Morin Khuur - Horse head fiddle
Morin Khuur (Horse head fiddle) It is believed that this instrument originated in Xiongnu. This instrument is an inseparable part of equestrian culture of Mongolian nomads. Every family exalts the horse head fiddle, placing them at the rear side of the Ger, which is considered the most honored area by nomads. It is common for people to tie khadag, a ceremonial religious scarf on the instrument to honor it. Horse head fiddle is a symbol of peace and tranquility, happiness and prosperity. This instrument is one of the most unique instruments in the world, because it can imitate a wide range of notes and melodies with only two strings. The Morin Khuur Ensemble of Mongolia was established in 1992, inspired by the Morin Khuur Ensemble of Inner Mongolia.

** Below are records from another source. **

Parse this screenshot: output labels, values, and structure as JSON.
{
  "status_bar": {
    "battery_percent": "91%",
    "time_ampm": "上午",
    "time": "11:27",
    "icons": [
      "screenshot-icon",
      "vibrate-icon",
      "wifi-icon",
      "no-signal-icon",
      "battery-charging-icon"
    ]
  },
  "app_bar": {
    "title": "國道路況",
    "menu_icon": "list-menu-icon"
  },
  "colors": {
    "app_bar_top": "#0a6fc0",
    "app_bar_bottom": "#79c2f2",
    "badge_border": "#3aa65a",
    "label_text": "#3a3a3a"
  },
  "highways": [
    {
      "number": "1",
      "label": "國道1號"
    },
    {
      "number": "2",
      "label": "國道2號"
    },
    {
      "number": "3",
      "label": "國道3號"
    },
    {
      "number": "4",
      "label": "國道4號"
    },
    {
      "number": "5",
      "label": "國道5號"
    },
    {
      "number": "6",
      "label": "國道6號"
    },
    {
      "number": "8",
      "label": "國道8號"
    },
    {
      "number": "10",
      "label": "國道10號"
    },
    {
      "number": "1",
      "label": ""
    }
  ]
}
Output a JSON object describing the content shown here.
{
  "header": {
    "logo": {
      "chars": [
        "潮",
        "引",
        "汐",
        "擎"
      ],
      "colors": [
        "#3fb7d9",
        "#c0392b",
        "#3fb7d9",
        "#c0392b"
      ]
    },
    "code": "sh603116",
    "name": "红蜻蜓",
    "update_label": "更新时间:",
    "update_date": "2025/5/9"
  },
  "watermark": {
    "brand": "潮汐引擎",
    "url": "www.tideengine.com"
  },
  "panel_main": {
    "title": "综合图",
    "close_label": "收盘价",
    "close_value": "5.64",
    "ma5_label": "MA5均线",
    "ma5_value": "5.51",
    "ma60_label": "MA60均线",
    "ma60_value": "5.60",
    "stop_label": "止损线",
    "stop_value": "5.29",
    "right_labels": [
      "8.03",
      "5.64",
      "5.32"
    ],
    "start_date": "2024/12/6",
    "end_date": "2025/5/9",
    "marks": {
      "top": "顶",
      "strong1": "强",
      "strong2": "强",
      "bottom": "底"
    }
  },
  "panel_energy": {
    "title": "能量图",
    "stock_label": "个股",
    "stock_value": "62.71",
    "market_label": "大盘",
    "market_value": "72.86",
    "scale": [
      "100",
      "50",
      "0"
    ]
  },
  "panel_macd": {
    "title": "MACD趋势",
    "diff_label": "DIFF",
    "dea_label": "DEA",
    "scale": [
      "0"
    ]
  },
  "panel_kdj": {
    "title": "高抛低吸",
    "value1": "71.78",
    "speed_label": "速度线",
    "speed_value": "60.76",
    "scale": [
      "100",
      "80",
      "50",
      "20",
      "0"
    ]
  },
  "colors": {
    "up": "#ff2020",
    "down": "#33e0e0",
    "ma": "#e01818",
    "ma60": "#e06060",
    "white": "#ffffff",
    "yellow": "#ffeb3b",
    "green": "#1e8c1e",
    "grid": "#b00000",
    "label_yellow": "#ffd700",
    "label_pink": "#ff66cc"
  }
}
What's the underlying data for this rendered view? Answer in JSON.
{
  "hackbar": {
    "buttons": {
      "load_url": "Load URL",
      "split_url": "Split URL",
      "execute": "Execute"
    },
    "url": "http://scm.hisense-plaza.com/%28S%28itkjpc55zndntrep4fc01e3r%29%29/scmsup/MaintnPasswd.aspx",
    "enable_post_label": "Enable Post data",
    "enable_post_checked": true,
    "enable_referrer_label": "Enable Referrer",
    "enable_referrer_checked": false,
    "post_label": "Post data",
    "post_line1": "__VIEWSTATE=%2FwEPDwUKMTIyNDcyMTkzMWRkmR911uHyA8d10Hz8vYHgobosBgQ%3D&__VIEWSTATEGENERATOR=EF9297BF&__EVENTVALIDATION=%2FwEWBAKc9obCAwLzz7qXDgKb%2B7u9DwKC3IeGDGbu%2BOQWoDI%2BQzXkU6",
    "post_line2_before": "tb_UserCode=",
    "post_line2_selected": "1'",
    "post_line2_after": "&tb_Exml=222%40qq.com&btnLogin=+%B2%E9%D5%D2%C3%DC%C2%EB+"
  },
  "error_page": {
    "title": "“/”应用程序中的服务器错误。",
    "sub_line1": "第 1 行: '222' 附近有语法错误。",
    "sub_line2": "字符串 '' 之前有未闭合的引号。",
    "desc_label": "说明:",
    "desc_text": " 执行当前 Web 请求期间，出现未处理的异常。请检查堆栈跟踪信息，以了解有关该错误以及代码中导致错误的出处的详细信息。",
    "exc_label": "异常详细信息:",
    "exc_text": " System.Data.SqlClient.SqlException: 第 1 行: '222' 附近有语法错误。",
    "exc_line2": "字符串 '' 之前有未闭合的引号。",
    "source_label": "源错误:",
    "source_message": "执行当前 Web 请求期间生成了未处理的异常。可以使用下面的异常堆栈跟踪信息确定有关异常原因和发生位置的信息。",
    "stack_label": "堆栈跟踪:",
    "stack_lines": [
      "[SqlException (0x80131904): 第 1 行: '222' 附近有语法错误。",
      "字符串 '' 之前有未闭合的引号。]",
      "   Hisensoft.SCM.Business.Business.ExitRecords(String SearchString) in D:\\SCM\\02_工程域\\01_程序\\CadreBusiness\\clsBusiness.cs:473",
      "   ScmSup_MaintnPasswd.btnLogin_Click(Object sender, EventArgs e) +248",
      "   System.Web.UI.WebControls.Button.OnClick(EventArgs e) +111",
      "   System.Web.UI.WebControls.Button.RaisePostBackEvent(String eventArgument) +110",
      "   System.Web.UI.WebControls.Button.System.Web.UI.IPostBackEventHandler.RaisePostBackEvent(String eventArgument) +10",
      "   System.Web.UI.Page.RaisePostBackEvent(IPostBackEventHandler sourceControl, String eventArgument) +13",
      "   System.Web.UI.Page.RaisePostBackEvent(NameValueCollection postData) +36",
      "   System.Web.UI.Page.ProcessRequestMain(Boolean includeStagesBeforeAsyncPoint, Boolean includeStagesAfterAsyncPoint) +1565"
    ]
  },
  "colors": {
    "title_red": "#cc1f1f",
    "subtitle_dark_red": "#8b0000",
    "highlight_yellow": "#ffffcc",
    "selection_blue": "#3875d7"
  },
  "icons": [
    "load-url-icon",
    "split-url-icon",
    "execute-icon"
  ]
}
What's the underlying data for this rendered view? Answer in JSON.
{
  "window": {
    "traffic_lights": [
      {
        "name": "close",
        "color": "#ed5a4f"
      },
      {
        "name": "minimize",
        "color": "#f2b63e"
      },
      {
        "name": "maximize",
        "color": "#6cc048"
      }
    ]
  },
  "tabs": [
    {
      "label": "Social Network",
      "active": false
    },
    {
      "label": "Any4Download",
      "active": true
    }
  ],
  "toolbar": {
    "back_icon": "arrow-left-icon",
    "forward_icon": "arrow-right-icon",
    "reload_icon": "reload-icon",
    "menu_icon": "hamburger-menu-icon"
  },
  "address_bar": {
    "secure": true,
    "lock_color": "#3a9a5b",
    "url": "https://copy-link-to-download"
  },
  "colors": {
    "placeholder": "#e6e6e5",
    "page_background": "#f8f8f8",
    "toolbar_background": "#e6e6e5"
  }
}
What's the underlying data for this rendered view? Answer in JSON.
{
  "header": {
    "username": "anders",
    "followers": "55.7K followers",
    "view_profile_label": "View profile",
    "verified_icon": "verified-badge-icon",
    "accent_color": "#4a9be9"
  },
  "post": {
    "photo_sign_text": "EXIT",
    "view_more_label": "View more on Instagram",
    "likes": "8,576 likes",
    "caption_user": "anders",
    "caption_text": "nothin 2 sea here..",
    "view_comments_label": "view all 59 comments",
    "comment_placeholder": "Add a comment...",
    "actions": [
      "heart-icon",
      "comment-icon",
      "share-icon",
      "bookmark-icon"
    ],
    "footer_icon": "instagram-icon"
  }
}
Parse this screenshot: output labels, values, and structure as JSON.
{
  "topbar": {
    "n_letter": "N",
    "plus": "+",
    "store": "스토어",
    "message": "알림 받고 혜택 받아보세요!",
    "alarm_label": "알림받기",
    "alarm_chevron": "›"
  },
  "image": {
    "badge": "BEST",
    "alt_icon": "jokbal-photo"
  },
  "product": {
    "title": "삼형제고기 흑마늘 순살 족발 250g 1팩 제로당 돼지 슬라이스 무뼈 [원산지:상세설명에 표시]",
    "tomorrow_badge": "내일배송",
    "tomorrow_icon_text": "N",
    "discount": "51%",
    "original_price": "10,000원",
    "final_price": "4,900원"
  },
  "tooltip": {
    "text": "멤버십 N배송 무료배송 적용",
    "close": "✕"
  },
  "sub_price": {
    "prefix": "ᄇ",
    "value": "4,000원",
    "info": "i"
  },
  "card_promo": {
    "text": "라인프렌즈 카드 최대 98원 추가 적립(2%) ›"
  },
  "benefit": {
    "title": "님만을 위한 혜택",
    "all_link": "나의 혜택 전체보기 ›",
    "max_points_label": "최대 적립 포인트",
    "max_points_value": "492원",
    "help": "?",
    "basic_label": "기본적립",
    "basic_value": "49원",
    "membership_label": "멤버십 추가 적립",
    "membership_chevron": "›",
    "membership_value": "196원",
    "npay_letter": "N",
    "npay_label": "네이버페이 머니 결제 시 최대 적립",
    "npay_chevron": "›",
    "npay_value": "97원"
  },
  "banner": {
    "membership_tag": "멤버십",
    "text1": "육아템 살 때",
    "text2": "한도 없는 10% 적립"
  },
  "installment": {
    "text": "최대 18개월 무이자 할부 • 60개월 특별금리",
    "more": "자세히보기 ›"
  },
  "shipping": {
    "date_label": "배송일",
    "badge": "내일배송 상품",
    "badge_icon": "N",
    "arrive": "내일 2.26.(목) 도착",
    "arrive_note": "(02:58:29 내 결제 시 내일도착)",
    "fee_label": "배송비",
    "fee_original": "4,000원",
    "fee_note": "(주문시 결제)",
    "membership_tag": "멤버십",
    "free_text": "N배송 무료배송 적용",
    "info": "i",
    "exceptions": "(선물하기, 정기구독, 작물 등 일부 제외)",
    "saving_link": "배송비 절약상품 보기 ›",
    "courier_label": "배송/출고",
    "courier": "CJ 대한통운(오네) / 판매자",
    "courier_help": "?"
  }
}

In 1962, renowned Russian luthier Denis Yaravoi was invited to Mongolia by the Mongolian Ministry of Culture to create a modern and professional version of traditional horse head fiddle. The sound box of original horse head fiddle had leather cover and had actual bow shaped bow. Luthier Denis constructed all wooden horse head fiddle and used violin bow for aesthetics. Horse head fiddle was registered in the UNESCO List of Cultural Heritage in November of 2003, which made Morin Khuur known to the world.